--- Data provided ---

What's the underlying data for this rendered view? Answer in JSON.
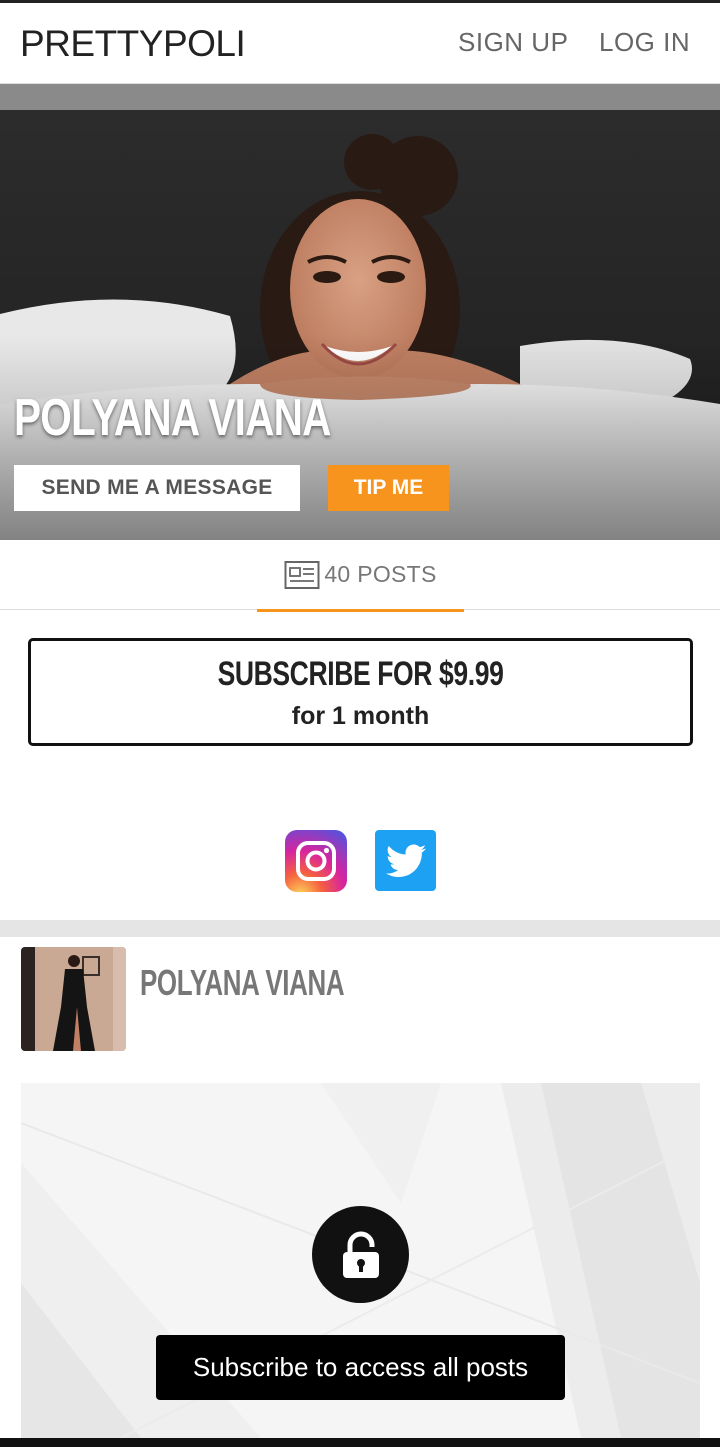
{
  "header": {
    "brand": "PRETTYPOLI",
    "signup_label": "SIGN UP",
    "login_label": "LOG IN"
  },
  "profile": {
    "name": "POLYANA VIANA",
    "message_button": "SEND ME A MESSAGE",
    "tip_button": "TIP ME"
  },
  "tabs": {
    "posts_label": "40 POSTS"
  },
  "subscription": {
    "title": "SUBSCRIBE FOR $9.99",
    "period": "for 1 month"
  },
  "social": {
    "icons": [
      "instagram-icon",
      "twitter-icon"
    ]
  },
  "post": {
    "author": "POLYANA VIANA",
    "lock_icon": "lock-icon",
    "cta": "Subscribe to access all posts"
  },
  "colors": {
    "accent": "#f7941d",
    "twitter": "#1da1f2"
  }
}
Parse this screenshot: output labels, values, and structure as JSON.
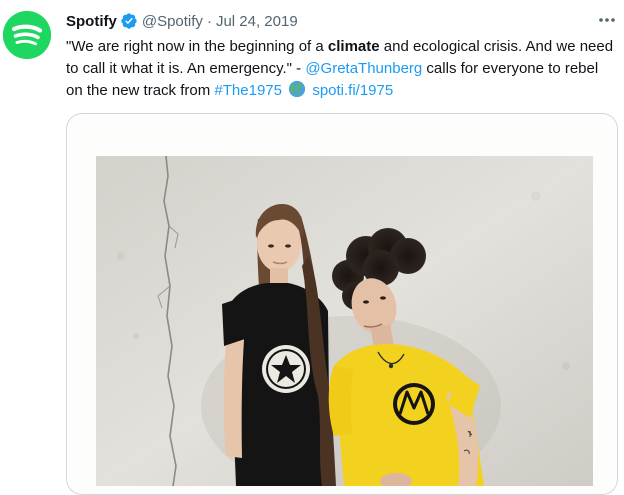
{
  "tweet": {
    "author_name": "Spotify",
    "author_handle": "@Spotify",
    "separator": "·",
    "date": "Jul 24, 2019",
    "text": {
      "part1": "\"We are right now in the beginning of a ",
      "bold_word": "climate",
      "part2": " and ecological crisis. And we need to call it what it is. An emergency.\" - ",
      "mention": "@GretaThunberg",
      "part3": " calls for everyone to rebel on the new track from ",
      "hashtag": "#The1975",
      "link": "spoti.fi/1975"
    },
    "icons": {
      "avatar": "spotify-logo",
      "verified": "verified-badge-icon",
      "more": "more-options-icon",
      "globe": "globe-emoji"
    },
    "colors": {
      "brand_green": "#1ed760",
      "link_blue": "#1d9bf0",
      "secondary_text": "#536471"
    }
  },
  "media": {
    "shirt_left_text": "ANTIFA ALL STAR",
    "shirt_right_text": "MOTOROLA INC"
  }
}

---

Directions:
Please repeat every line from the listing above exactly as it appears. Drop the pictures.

Solution to the exercise:
What's the underlying data for this rendered view? Answer in JSON.
{
  "header": {
    "brand": "PRETTYPOLI",
    "signup_label": "SIGN UP",
    "login_label": "LOG IN"
  },
  "profile": {
    "name": "POLYANA VIANA",
    "message_button": "SEND ME A MESSAGE",
    "tip_button": "TIP ME"
  },
  "tabs": {
    "posts_label": "40 POSTS"
  },
  "subscription": {
    "title": "SUBSCRIBE FOR $9.99",
    "period": "for 1 month"
  },
  "social": {
    "icons": [
      "instagram-icon",
      "twitter-icon"
    ]
  },
  "post": {
    "author": "POLYANA VIANA",
    "lock_icon": "lock-icon",
    "cta": "Subscribe to access all posts"
  },
  "colors": {
    "accent": "#f7941d",
    "twitter": "#1da1f2"
  }
}
Parse this screenshot: output labels, values, and structure as JSON.
{
  "tweet": {
    "author_name": "Spotify",
    "author_handle": "@Spotify",
    "separator": "·",
    "date": "Jul 24, 2019",
    "text": {
      "part1": "\"We are right now in the beginning of a ",
      "bold_word": "climate",
      "part2": " and ecological crisis. And we need to call it what it is. An emergency.\" - ",
      "mention": "@GretaThunberg",
      "part3": " calls for everyone to rebel on the new track from ",
      "hashtag": "#The1975",
      "link": "spoti.fi/1975"
    },
    "icons": {
      "avatar": "spotify-logo",
      "verified": "verified-badge-icon",
      "more": "more-options-icon",
      "globe": "globe-emoji"
    },
    "colors": {
      "brand_green": "#1ed760",
      "link_blue": "#1d9bf0",
      "secondary_text": "#536471"
    }
  },
  "media": {
    "shirt_left_text": "ANTIFA ALL STAR",
    "shirt_right_text": "MOTOROLA INC"
  }
}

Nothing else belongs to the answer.